Enhancing Availability of Corporate Retirement Plans

20 Jan 2015

Date: 20 January 2015

Parliamentary Question by Mr Yee Jenn Jong:

To ask the Deputy Prime Minister and Minister for Finance whether the availability of corporate retirement plans will be widened, given the low level of such plans in Singapore which contributes to Singapore's low score on retirement adequacy in the Mercer Melbourne Global Pension Index.

Reply by Senior Minister of State for Transport and Finance Josephine Teo:

Mr Yee may be under the impression that a low level of corporate retirement plans had led to a low score for Singapore in the Mercer Melbourne Global Pension Index.

Singapore was ranked ahead of other Asian countries as well as developed countries such as Germany and the US in this study[1]. Mercer described our system as one with “a sound structure, with many good features, but has some some areas for improvement.”

Given that employers in Singapore make mandatory contributions to their local employees’ Central Provident Fund (CPF) savings, the observation in the study about corporate retirement plans is relevant mainly to foreigners working here, for whom the CPF is not applicable.

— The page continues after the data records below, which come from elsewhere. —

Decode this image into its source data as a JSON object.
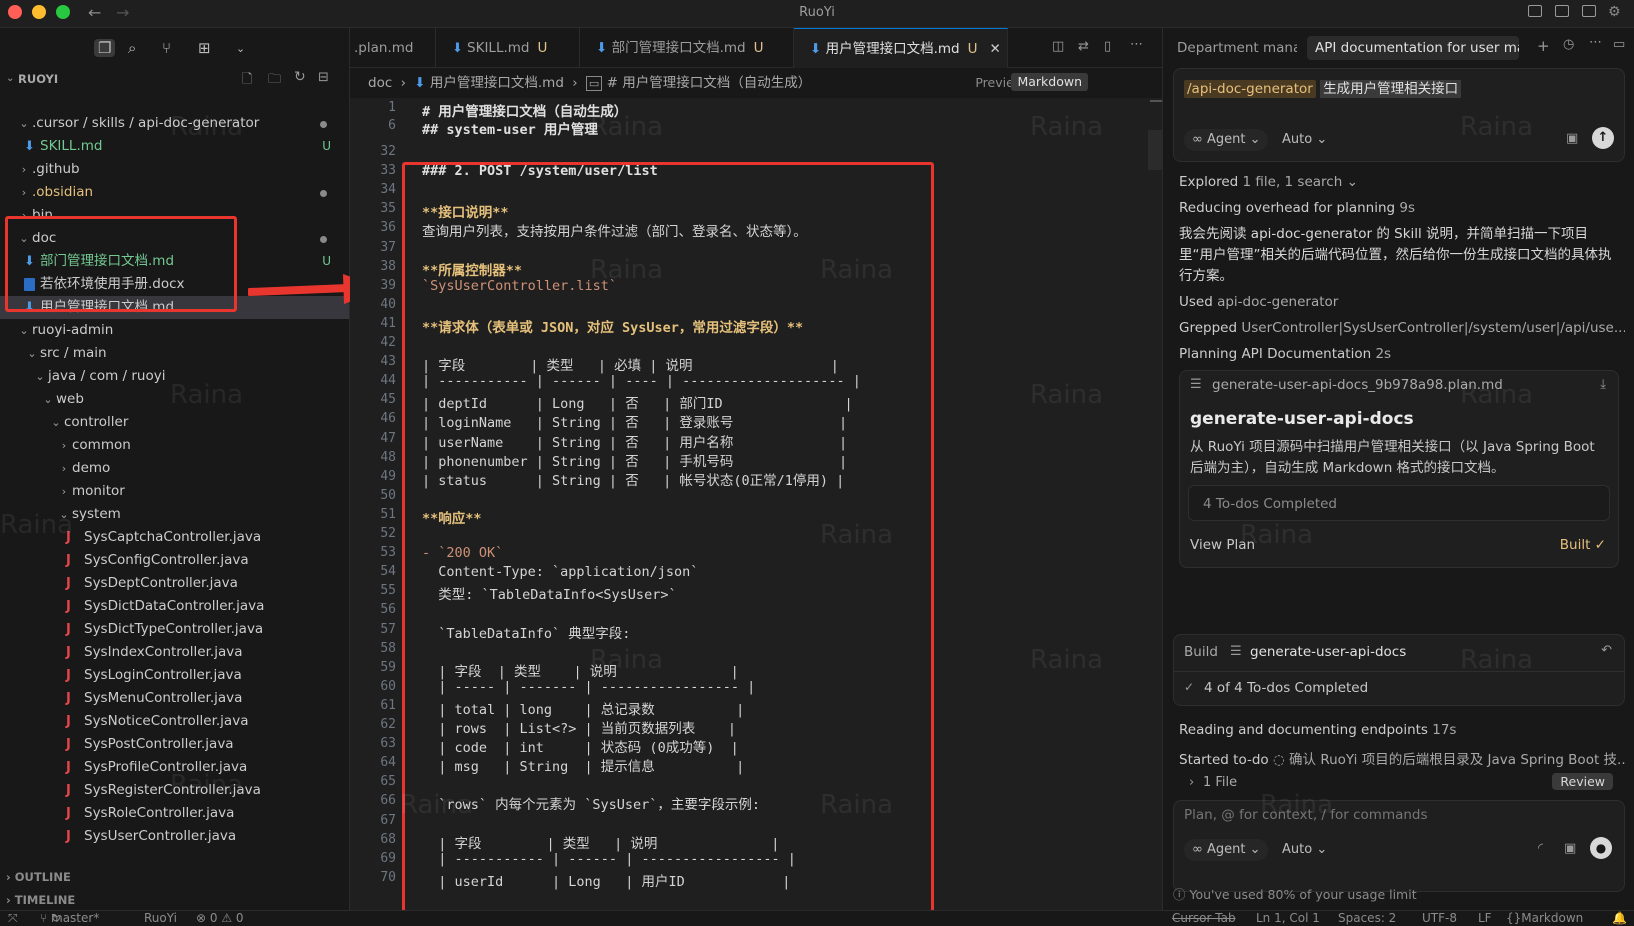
{
  "window": {
    "title": "RuoYi"
  },
  "sidebar": {
    "root_label": "RUOYI",
    "tree": [
      {
        "label": ".cursor / skills / api-doc-generator",
        "dot": true
      },
      {
        "label": "SKILL.md",
        "badge": "U"
      },
      {
        "label": ".github"
      },
      {
        "label": ".obsidian",
        "dot": true
      },
      {
        "label": "bin"
      },
      {
        "label": "doc",
        "dot": true
      },
      {
        "label": "部门管理接口文档.md",
        "badge": "U"
      },
      {
        "label": "若依环境使用手册.docx"
      },
      {
        "label": "用户管理接口文档.md"
      },
      {
        "label": "ruoyi-admin"
      },
      {
        "label": "src / main"
      },
      {
        "label": "java / com / ruoyi"
      },
      {
        "label": "web"
      },
      {
        "label": "controller"
      },
      {
        "label": "common"
      },
      {
        "label": "demo"
      },
      {
        "label": "monitor"
      },
      {
        "label": "system"
      },
      {
        "label": "SysCaptchaController.java"
      },
      {
        "label": "SysConfigController.java"
      },
      {
        "label": "SysDeptController.java"
      },
      {
        "label": "SysDictDataController.java"
      },
      {
        "label": "SysDictTypeController.java"
      },
      {
        "label": "SysIndexController.java"
      },
      {
        "label": "SysLoginController.java"
      },
      {
        "label": "SysMenuController.java"
      },
      {
        "label": "SysNoticeController.java"
      },
      {
        "label": "SysPostController.java"
      },
      {
        "label": "SysProfileController.java"
      },
      {
        "label": "SysRegisterController.java"
      },
      {
        "label": "SysRoleController.java"
      },
      {
        "label": "SysUserController.java"
      }
    ],
    "outline_label": "OUTLINE",
    "timeline_label": "TIMELINE"
  },
  "tabs": [
    {
      "label": ".plan.md"
    },
    {
      "label": "SKILL.md",
      "status": "U"
    },
    {
      "label": "部门管理接口文档.md",
      "status": "U"
    },
    {
      "label": "用户管理接口文档.md",
      "status": "U",
      "close": "✕"
    }
  ],
  "breadcrumb": {
    "parts": [
      "doc",
      "用户管理接口文档.md",
      "# 用户管理接口文档（自动生成）"
    ],
    "sep": "›",
    "preview": "Preview",
    "markdown": "Markdown"
  },
  "editor": {
    "lines": [
      {
        "n": "1",
        "text": "# 用户管理接口文档（自动生成）",
        "kind": "head"
      },
      {
        "n": "6",
        "text": "## system-user 用户管理",
        "kind": "head"
      },
      {
        "n": "32",
        "text": "",
        "kind": "plain"
      },
      {
        "n": "33",
        "text": "### 2. POST /system/user/list",
        "kind": "head"
      },
      {
        "n": "34",
        "text": "",
        "kind": "plain"
      },
      {
        "n": "35",
        "text": "**接口说明**",
        "kind": "bold"
      },
      {
        "n": "36",
        "text": "查询用户列表，支持按用户条件过滤（部门、登录名、状态等）。",
        "kind": "plain"
      },
      {
        "n": "37",
        "text": "",
        "kind": "plain"
      },
      {
        "n": "38",
        "text": "**所属控制器**",
        "kind": "bold"
      },
      {
        "n": "39",
        "text": "`SysUserController.list`",
        "kind": "inline"
      },
      {
        "n": "40",
        "text": "",
        "kind": "plain"
      },
      {
        "n": "41",
        "text": "**请求体（表单或 JSON，对应 SysUser，常用过滤字段）**",
        "kind": "bold"
      },
      {
        "n": "42",
        "text": "",
        "kind": "plain"
      },
      {
        "n": "43",
        "text": "| 字段        | 类型   | 必填 | 说明                 |",
        "kind": "plain"
      },
      {
        "n": "44",
        "text": "| ----------- | ------ | ---- | -------------------- |",
        "kind": "plain"
      },
      {
        "n": "45",
        "text": "| deptId      | Long   | 否   | 部门ID               |",
        "kind": "plain"
      },
      {
        "n": "46",
        "text": "| loginName   | String | 否   | 登录账号             |",
        "kind": "plain"
      },
      {
        "n": "47",
        "text": "| userName    | String | 否   | 用户名称             |",
        "kind": "plain"
      },
      {
        "n": "48",
        "text": "| phonenumber | String | 否   | 手机号码             |",
        "kind": "plain"
      },
      {
        "n": "49",
        "text": "| status      | String | 否   | 帐号状态(0正常/1停用) |",
        "kind": "plain"
      },
      {
        "n": "50",
        "text": "",
        "kind": "plain"
      },
      {
        "n": "51",
        "text": "**响应**",
        "kind": "bold"
      },
      {
        "n": "52",
        "text": "",
        "kind": "plain"
      },
      {
        "n": "53",
        "text": "- `200 OK`",
        "kind": "inline"
      },
      {
        "n": "54",
        "text": "  Content-Type: `application/json`",
        "kind": "plain"
      },
      {
        "n": "55",
        "text": "  类型: `TableDataInfo<SysUser>`",
        "kind": "plain"
      },
      {
        "n": "56",
        "text": "",
        "kind": "plain"
      },
      {
        "n": "57",
        "text": "  `TableDataInfo` 典型字段:",
        "kind": "plain"
      },
      {
        "n": "58",
        "text": "",
        "kind": "plain"
      },
      {
        "n": "59",
        "text": "  | 字段  | 类型    | 说明              |",
        "kind": "plain"
      },
      {
        "n": "60",
        "text": "  | ----- | ------- | ----------------- |",
        "kind": "plain"
      },
      {
        "n": "61",
        "text": "  | total | long    | 总记录数          |",
        "kind": "plain"
      },
      {
        "n": "62",
        "text": "  | rows  | List<?> | 当前页数据列表    |",
        "kind": "plain"
      },
      {
        "n": "63",
        "text": "  | code  | int     | 状态码 (0成功等)  |",
        "kind": "plain"
      },
      {
        "n": "64",
        "text": "  | msg   | String  | 提示信息          |",
        "kind": "plain"
      },
      {
        "n": "65",
        "text": "",
        "kind": "plain"
      },
      {
        "n": "66",
        "text": "  `rows` 内每个元素为 `SysUser`，主要字段示例:",
        "kind": "plain"
      },
      {
        "n": "67",
        "text": "",
        "kind": "plain"
      },
      {
        "n": "68",
        "text": "  | 字段        | 类型   | 说明              |",
        "kind": "plain"
      },
      {
        "n": "69",
        "text": "  | ----------- | ------ | ----------------- |",
        "kind": "plain"
      },
      {
        "n": "70",
        "text": "  | userId      | Long   | 用户ID            |",
        "kind": "plain"
      }
    ]
  },
  "chat": {
    "tabs": [
      "Department mana",
      "API documentation for user man"
    ],
    "prompt": {
      "command": "/api-doc-generator",
      "text": "生成用户管理相关接口"
    },
    "agent_label": "Agent",
    "auto_label": "Auto",
    "explored": {
      "prefix": "Explored",
      "detail": "1 file, 1 search"
    },
    "reducing": {
      "prefix": "Reducing overhead for planning",
      "detail": "9s"
    },
    "message": "我会先阅读 api-doc-generator 的 Skill 说明，并简单扫描一下项目里“用户管理”相关的后端代码位置，然后给你一份生成接口文档的具体执行方案。",
    "used": {
      "prefix": "Used",
      "detail": "api-doc-generator"
    },
    "grepped": {
      "prefix": "Grepped",
      "detail": "UserController|SysUserController|/system/user|/api/use..."
    },
    "planning": {
      "prefix": "Planning API Documentation",
      "detail": "2s"
    },
    "plan_card": {
      "file": "generate-user-api-docs_9b978a98.plan.md",
      "title": "generate-user-api-docs",
      "desc": "从 RuoYi 项目源码中扫描用户管理相关接口（以 Java Spring Boot 后端为主），自动生成 Markdown 格式的接口文档。",
      "todos": "4 To-dos Completed",
      "view_plan": "View Plan",
      "built": "Built ✓"
    },
    "build_card": {
      "prefix": "Build",
      "name": "generate-user-api-docs",
      "todos": "4 of 4 To-dos Completed"
    },
    "reading": {
      "prefix": "Reading and documenting endpoints",
      "detail": "17s"
    },
    "started": {
      "prefix": "Started to-do",
      "detail": "确认 RuoYi 项目的后端根目录及 Java Spring Boot 技..."
    },
    "files": {
      "label": "1 File",
      "review": "Review"
    },
    "input_placeholder": "Plan, @ for context, / for commands",
    "usage": "You've used 80% of your usage limit"
  },
  "statusbar": {
    "branch": "master*",
    "project": "RuoYi",
    "problems": "⊗ 0 ⚠ 0",
    "cursor_tab": "Cursor Tab",
    "position": "Ln 1, Col 1",
    "spaces": "Spaces: 2",
    "encoding": "UTF-8",
    "eol": "LF",
    "language": "Markdown"
  },
  "watermark": "Raina",
  "colors": {
    "annotation": "#e8362f",
    "accent": "#0078d4"
  }
}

The Income Tax Act already provides tax deductions to employers if they wish to provide corporate retirement plans for all of their employees, including foreigners. In addition, foreigners who wish to save on their own may tap on the Supplementary Retirement Scheme, or SRS. They will enjoy tax benefits on the SRS contributions they make. We will continue to review the SRS scheme from time to time.

For the majority of Singaporeans, the CPF remains at the core of our social security system. Beyond mandatory contributions, both individuals and employers can make voluntary contributions to the CPF accounts and enjoy tax benefits. For the less well-off, the Government provides support through top-ups to their CPF accounts, such as through Workfare and housing grants, and the enhanced interest scheme.


[1] Melbourne Mercer Global Pension Index, 2014